« PrécédentContinuer »
which this seed or leaven operates; and every one acquainted with the nature of leaven knows, that its operation is gradual and not instantaneous.
The operation of the seed of the kingdom is also thus illustrated by our Saviour : "Whereunto shall we liken the kingdom of God? or with what comparison shall we compare it? It is like a grain of mustard-seed, which, when it is sown in the earth, is less than all the seeds that be in the earth; but, when it is sown, it groweth up, and becometh greater than all herbs." * And we very well know, that the growth of a seed is not instantaneous, but gradually progressive.
The nature of the new birth is, likewise, described by a late writer, agreeably to my idea of it.
"The increase and operation of this living principle becomes a new life in and to the obedient soul, quickening and refreshing it with a sense of Divine love, strength, and comfort. This life being begot and brought forth by the Holy Spirit in the willing mind, is called a birth of the Spirit; and being its new production there, it is styled the new

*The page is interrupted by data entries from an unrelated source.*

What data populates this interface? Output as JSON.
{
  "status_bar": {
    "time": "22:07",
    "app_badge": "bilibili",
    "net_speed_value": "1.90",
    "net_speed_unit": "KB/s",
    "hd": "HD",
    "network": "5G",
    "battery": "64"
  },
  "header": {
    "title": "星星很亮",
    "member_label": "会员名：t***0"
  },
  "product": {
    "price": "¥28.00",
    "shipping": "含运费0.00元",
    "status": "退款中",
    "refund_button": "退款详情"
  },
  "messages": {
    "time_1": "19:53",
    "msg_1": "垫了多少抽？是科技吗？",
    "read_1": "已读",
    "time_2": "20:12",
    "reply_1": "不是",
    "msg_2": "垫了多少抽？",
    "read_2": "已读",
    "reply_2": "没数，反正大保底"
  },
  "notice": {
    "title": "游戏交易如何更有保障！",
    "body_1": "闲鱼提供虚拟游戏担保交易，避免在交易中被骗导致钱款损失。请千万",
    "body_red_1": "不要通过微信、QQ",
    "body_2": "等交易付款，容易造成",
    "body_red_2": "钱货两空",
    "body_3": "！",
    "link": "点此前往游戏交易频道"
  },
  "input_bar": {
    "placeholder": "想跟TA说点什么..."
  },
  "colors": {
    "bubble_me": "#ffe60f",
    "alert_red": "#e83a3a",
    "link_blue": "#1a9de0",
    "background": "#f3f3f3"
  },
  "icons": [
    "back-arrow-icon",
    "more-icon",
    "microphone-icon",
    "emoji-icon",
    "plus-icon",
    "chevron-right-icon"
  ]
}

* Mark, iv. 30.
birth and seeing our first parents, immediately upon their creation, were favoured with this spiritual birth in them, and lost it by disobedience; the renewal of it, both in themselves, and in their posterity, has taken the terms of regeneration and renovation, or the birth of divine life nenewed in man". Phipps' Original and Present State of Man, page 37.
I cannot admit these sentiments to be, (as Hibbard says,) confounding conversion with conviction; but, on the contrary, believe, that admitting his position, would be perfectly doing this; for, I conceive, that conviction must always precede conversion; because, man, as a moral and free agent, being first convicted of his sin, must assent to, or unite with the spirit, or grace of God, which thus convicts him, before he is brought into a state of repentance and amendment of life, through which, conversion is experien
I am aware, that some who hold conversion to be an instantaneous work, adduce the instance of the thief on the cross, and the case of the apostle Paul: but these prove no such thing. As to the first, it doth not appear but that he had previously been under conviction, and brought into a state of
repentance, so as to be prepared to receive the remission of his sins, with the gracious promise; "to day shalt thou be with me. in Paradise." y And I have no idea, that Paul immediately experienced conversion, or the new birth, at the instant when the light shone round about him; for, although he had felt the convictions of divine grace, it is evident, he had not yielded thereto, as is implied in the language," Saul, Saul, why persecutest thou me? it is hard for thee to kick against the pricks." Here his judg ment was convinced, but he was not immediately relieved from a state of powerful conviction and exercise; remaining for a time' in a state of blindness, and not knowing what to do ; but, as he passively submitted to the convicting evidence of this light, or principle of divine grace, and united with its operation, he came to experience a state of conversion, or the new birth; in which, he witnessed a gradual advancement, or growth in grace," according to the measure of the gift of Christ," even "unto a perfect man."
y Luke, xxiii. 43. Aets, ix. 4; 5.
Eph. iv. 7. 13:
His next charge, page 20, is in these words; "Quakers deny an obligation to "obey the fourth commandment, by observ"ing the first day of the week as the sab"bath of the Lord." I conceive that neither himself, nor any other man, has a right to marvel at this, seeing there is no mention in the fourth command, or any other part of the Bible, for observing that, or any other day, in lieu of the Jewish sabbath.
He then has a quotation from Barclay's Apol. page 349, in which are these words: "We, not seeing any ground in Scripture for "it, cannot be so superstitious as to believe "that either the Jewish sabbath now continues, or that the first day of the week is the "anti-type thereof, or the true christian sab"bath; which, with Calvin, we believe to "have a more spiritual sense: and therefore "we know no moral obligation by the fourth "commandment, or elsewhere, to keep the "first day of the week, more than any other, holiness inherent in it."
" or any
Hibbard then adds, "This is a profess"ion of great ignorance." And in page 23, he says, "had Mr. Barclay read and un"derstood the words of Christ, 'for the Son
"of man is Lord even of the Sabbath day,' she "would not have been so ignorant. For this "declaration of Christ implies that he was "the author and institutor of the day, as "it is written, "all things were made by દ him, and without him was not any thing "C made, that was made." Then to him we * owe the observance of it. So the apostles "understood it, and ever after called it the "Lord's day; which name implies that the day should be kept holy unto the Lord." I apprehend none of us call in question Christ's being Lord of the sabbath, and every other day; but that this declaration of his instituted the first day for a sabbath, instead of the seventh, cannot be infered. The reader, in perusing Mark, ii. 23, to the end, will observe, that the occasion of our Lord's making this remark was, that his disciples were charged with a breach of the sabbath, made in his presence; for which he did not reprove, but justified them. His reply to their accusers, "the Son of man is Lord also of the sabbath," is by no means establishing the first day of the week as a sabbath, instead of the seventh; but, I apprehend, it may clearly be infered from this
b. Mat. xii. 8.